▶ **Data for this exercise**
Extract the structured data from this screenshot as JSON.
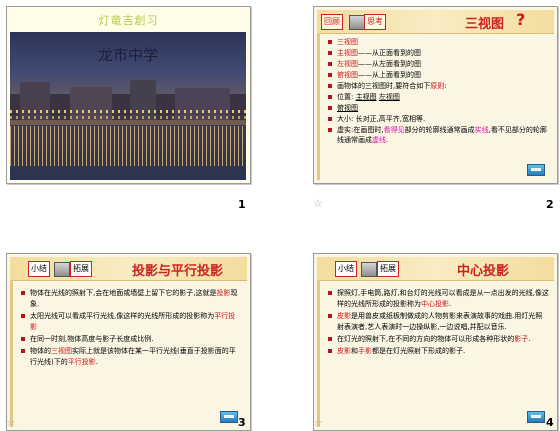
{
  "slides": [
    {
      "number": "1",
      "title": "灯竜吉創习",
      "photo_caption": "龙市中学"
    },
    {
      "number": "2",
      "tag": "回顾",
      "tag2": "思考",
      "title": "三视图",
      "title_mark": "?",
      "items": [
        {
          "parts": [
            {
              "t": "三视图",
              "c": "red"
            }
          ]
        },
        {
          "parts": [
            {
              "t": "主视图",
              "c": "red"
            },
            {
              "t": "——从正面看到的图"
            }
          ]
        },
        {
          "parts": [
            {
              "t": "左视图",
              "c": "red"
            },
            {
              "t": "——从左面看到的图"
            }
          ]
        },
        {
          "parts": [
            {
              "t": "俯视图",
              "c": "red"
            },
            {
              "t": "——从上面看到的图"
            }
          ]
        },
        {
          "parts": [
            {
              "t": "画物体的三视图时,要符合如下"
            },
            {
              "t": "原则",
              "c": "red"
            },
            {
              "t": ":"
            }
          ]
        },
        {
          "parts": [
            {
              "t": "位置: "
            },
            {
              "t": "主视图",
              "c": "ul"
            },
            {
              "t": "  "
            },
            {
              "t": "左视图",
              "c": "ul"
            }
          ]
        },
        {
          "parts": [
            {
              "t": "          "
            },
            {
              "t": "俯视图",
              "c": "ul"
            }
          ]
        },
        {
          "parts": [
            {
              "t": "大小: 长对正,高平齐,宽相等."
            }
          ]
        },
        {
          "parts": [
            {
              "t": "虚实:在画图时,"
            },
            {
              "t": "看得见",
              "c": "mag"
            },
            {
              "t": "部分的轮廓线通常画成"
            },
            {
              "t": "实线",
              "c": "mag"
            },
            {
              "t": ",看不见部分的轮廓线通常画成"
            },
            {
              "t": "虚线",
              "c": "mag"
            },
            {
              "t": "."
            }
          ]
        }
      ]
    },
    {
      "number": "3",
      "tag": "小结",
      "tag2": "拓展",
      "title": "投影与平行投影",
      "items": [
        {
          "parts": [
            {
              "t": "物体在光线的照射下,会在地面或墙壁上留下它的影子,这就是"
            },
            {
              "t": "投影",
              "c": "red"
            },
            {
              "t": "现象."
            }
          ]
        },
        {
          "parts": [
            {
              "t": "太阳光线可以看成平行光线,像这样的光线所形成的投影称为"
            },
            {
              "t": "平行投影",
              "c": "red"
            }
          ]
        },
        {
          "parts": [
            {
              "t": "在同一时刻,物体高度与影子长度成比例."
            }
          ]
        },
        {
          "parts": [
            {
              "t": "物体的"
            },
            {
              "t": "三视图",
              "c": "red"
            },
            {
              "t": "实际上就是该物体在某一平行光线(垂直于投影面的平行光线)下的"
            },
            {
              "t": "平行投影",
              "c": "red"
            },
            {
              "t": "."
            }
          ]
        }
      ]
    },
    {
      "number": "4",
      "tag": "小结",
      "tag2": "拓展",
      "title": "中心投影",
      "items": [
        {
          "parts": [
            {
              "t": "探照灯,手电筒,路灯,和台灯的光线可以看成是从一点出发的光线,像这样的光线所形成的投影称为"
            },
            {
              "t": "中心投影",
              "c": "red"
            },
            {
              "t": "."
            }
          ]
        },
        {
          "parts": [
            {
              "t": "皮影",
              "c": "red"
            },
            {
              "t": "是用兽皮或纸板制做成的人物剪影来表演故事的戏曲.用灯光照射表演者,艺人表演时一边操纵影,一边说唱,并配以音乐."
            }
          ]
        },
        {
          "parts": [
            {
              "t": "在灯光的照射下,在不同的方向的物体可以形成各种形状的"
            },
            {
              "t": "影子",
              "c": "red"
            },
            {
              "t": "."
            }
          ]
        },
        {
          "parts": [
            {
              "t": "皮影",
              "c": "red"
            },
            {
              "t": "和"
            },
            {
              "t": "手影",
              "c": "red"
            },
            {
              "t": "都是在灯光照射下形成的影子."
            }
          ]
        }
      ]
    }
  ],
  "colors": {
    "accent": "#cc2222",
    "magenta": "#dd11aa",
    "slide_bg": "#fbf6e4",
    "header": "#f3dd9e"
  },
  "icons": {
    "star": "star-icon",
    "nav": "next-slide-icon",
    "book": "book-icon"
  }
}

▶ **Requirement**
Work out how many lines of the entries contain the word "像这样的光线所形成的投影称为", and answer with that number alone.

▶ **Output of the exercise**
2